My recipe is very traditional except for the last little section – the microwave tip! Now my microwave is usually reserved for melting chocolate, butter and perhaps re-heating a soup but I decided to give this shortcut a stab a few years ago and now, unless I’m making catering quantities of membrillo, it’s my foolproof method.
Dulce de membrillo
1 kg/ 2 lb quinces
750 g / 1 ½ lb sugar- approximately (see method)
Wash the quinces and wipe off any of the suede-like down but leave the skin on. Now remove the core and cut the fruit into small rough chunks. Don’t worry about the fruit discolouring your paste will be a deep rusty brown by the time you have finished.
Place the fruit in heavy pan with about 300 ml/½ pint water. Boil the quince until it softens, about 20 – 30 minutes and then strain off the water.
Now you need to make a puree, and by far the best piece of equipment for this is the mouli-légumes, (or pasapurés as it’s known in Spain) as you want to leave all the skin behind. You could use a potato masher and then push the puree through a fine sieve but it would be a lot more faff and your mouli will always make the best mashed potato in the world so it’s worth the investment.
Now weigh the puree and add an equal weight of sugar.
Cook really gently until the sugar has dissolved and then turn up the heat and boil until the mixture thickens. This will probably take at least an hour of fairly constant stirring, so have a relay organised and just make sure you have good oven-gloves and wear long sleeves; the hot jelly spits like volcanic lava. The puree will thicken up and turn deep red and the spoon will virtually stand up by itself.
Now spread the paste out in a layer about 3 cm/1 inch thick in a tin about 20 cm/ 6 inches square, lined with greased paper. Allow to set for about 12 hours.
& now for the life’s too short microwave method:

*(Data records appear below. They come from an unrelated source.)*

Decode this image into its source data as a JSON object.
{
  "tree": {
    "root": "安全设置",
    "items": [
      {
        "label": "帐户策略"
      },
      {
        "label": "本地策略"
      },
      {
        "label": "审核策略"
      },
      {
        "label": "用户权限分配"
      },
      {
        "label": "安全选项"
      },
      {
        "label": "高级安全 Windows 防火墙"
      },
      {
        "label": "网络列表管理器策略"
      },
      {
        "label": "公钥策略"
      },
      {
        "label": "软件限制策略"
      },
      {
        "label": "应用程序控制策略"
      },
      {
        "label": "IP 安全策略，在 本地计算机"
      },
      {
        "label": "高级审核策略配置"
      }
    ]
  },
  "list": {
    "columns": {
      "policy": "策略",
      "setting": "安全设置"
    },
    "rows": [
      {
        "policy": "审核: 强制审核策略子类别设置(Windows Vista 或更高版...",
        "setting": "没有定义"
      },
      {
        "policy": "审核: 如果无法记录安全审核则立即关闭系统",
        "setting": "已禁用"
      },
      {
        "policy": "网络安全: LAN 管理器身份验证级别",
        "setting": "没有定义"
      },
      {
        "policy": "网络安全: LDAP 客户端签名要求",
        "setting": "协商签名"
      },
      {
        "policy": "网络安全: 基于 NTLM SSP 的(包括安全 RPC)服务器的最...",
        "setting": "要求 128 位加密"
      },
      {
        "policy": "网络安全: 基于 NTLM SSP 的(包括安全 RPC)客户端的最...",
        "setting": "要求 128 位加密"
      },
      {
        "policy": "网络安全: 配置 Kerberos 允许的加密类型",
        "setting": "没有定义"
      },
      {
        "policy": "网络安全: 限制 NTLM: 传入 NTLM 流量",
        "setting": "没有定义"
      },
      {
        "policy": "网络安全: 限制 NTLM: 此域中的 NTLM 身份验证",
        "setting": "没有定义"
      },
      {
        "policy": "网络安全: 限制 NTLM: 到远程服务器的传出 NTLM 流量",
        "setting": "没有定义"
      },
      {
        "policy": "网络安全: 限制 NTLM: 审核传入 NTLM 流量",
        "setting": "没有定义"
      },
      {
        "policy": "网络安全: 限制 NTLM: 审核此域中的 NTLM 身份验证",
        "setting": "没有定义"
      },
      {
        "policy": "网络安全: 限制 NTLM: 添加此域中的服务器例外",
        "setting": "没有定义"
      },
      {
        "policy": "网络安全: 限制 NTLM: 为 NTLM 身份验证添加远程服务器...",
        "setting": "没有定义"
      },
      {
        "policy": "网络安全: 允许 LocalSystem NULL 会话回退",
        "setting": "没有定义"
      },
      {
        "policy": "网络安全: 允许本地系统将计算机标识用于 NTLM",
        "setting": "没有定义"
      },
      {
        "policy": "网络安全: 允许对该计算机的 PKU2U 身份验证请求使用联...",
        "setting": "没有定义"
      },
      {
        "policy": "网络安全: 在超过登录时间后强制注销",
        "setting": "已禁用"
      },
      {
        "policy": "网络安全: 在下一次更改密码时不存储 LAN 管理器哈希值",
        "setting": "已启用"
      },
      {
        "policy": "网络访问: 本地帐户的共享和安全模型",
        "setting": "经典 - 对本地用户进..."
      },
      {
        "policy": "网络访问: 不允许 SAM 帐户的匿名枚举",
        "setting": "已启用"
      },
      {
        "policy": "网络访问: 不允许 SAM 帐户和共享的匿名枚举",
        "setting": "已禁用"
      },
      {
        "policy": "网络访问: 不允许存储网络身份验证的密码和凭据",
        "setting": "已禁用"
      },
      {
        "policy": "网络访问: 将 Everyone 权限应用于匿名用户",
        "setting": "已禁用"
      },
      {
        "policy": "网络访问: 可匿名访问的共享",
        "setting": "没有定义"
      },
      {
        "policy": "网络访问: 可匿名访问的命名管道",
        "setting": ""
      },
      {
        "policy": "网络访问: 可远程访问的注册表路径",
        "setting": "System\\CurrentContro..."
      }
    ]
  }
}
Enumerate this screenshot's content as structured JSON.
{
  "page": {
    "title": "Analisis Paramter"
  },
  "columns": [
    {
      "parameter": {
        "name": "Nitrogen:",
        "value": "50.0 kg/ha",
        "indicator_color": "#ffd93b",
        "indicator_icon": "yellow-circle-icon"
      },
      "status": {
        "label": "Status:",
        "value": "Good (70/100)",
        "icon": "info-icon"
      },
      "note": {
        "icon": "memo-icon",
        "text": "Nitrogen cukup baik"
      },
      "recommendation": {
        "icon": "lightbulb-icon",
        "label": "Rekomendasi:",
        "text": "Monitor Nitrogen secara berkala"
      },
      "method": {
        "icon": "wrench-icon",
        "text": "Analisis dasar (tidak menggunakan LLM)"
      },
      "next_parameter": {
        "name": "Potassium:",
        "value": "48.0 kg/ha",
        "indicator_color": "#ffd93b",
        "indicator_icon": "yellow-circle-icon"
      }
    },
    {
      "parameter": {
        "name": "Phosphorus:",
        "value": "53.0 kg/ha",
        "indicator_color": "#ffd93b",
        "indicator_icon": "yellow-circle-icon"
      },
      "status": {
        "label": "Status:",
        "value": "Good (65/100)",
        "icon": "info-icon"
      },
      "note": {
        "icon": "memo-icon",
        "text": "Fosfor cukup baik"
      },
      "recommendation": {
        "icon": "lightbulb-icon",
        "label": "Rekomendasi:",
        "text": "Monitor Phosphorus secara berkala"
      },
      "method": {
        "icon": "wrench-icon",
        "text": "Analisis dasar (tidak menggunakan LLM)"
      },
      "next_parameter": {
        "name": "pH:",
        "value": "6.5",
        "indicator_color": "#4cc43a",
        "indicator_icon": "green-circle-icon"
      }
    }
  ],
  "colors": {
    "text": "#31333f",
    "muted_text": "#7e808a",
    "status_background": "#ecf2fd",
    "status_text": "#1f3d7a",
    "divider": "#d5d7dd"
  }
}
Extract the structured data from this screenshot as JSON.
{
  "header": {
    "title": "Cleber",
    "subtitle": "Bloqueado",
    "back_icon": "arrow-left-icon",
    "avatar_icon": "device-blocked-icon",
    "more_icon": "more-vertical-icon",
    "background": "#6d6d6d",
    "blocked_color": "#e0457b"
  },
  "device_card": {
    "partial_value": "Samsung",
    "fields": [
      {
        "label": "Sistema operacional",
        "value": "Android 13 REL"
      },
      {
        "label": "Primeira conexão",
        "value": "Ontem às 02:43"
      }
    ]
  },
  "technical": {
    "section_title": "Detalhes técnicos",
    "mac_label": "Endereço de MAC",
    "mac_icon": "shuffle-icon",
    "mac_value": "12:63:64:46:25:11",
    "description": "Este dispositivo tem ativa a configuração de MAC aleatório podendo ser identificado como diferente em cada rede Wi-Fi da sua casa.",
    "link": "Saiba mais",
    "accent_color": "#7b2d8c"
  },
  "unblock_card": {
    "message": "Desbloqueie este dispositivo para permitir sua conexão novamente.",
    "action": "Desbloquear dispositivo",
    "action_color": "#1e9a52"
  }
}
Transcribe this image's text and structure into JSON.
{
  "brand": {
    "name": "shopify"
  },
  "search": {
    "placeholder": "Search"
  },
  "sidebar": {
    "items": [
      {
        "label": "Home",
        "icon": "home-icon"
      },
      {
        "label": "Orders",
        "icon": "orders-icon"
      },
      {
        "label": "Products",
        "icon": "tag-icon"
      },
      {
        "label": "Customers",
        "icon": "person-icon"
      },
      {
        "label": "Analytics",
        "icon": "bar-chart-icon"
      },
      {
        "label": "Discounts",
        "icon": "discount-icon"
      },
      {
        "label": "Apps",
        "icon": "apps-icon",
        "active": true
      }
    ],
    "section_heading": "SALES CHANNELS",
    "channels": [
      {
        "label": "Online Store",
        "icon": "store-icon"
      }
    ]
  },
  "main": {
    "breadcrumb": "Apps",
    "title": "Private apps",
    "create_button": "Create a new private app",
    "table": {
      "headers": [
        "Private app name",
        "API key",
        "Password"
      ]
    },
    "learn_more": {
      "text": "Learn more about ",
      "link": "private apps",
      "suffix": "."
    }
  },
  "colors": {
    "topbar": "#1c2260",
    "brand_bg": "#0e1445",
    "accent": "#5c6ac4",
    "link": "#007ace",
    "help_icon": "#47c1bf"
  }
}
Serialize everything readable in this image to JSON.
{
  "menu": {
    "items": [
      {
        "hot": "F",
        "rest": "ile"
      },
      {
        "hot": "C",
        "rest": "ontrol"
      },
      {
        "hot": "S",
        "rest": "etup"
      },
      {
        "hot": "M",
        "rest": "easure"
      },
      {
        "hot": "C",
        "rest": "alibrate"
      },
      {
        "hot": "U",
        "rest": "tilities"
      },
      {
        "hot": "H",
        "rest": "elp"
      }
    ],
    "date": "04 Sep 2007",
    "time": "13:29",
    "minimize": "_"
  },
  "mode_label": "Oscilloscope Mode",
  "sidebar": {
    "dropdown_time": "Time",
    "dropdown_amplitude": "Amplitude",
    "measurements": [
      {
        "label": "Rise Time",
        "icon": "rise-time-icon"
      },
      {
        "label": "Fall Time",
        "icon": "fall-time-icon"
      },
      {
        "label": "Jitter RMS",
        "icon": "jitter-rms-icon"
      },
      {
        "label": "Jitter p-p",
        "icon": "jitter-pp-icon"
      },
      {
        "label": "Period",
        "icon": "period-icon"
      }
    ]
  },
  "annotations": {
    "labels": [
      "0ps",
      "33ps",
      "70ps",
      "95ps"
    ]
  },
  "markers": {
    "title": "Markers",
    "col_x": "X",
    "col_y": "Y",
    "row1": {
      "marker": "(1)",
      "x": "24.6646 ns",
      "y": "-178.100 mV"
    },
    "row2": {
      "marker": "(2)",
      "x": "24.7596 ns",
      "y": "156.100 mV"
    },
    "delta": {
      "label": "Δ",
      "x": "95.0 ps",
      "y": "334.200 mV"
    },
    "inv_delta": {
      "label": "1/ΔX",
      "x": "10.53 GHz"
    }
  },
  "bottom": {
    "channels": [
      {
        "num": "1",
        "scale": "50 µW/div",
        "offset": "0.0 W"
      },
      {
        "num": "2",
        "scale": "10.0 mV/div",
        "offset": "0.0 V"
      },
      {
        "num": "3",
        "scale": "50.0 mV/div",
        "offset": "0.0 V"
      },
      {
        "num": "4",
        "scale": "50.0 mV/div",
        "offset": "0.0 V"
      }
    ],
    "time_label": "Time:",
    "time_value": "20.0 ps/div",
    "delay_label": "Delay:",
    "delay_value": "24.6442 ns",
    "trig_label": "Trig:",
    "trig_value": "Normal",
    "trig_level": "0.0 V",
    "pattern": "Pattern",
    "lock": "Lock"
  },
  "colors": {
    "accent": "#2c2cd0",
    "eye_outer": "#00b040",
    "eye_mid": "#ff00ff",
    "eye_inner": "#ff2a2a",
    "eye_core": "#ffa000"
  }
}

Once you have your fruit puree mixed with the sugar, then place it in a deep glass bowl, with plenty of room for expansion as it will bubble up quite a bit.Cover with microwave cling film. Now microwave on medium for 10 -15 minutes and then give it a stir (take great care it could give you a nasty burn). Repeat the process 2 more times until the paste is really dark and thick. You may need to increase or decrease the time a little according to your microwave. Tip out onto the greased paper as before.
And just a couple of ideas:
* You can make the paste with apples too – I came across a dulce de manzana in The Basque Country, served with local Idiazabal cheese. Use the same method but add just 100g more sugar. I made some last year, using eaters rather than cookers and it reminded me of the deeply appley-caramelised flavour of Tarte Tatin.
*I’ve just discovered this Ottolenghi recipe that I will just HAVE to try : Membrillo and Stilton Quiche. Aargh mouth’s watering – I need to go for some lunch.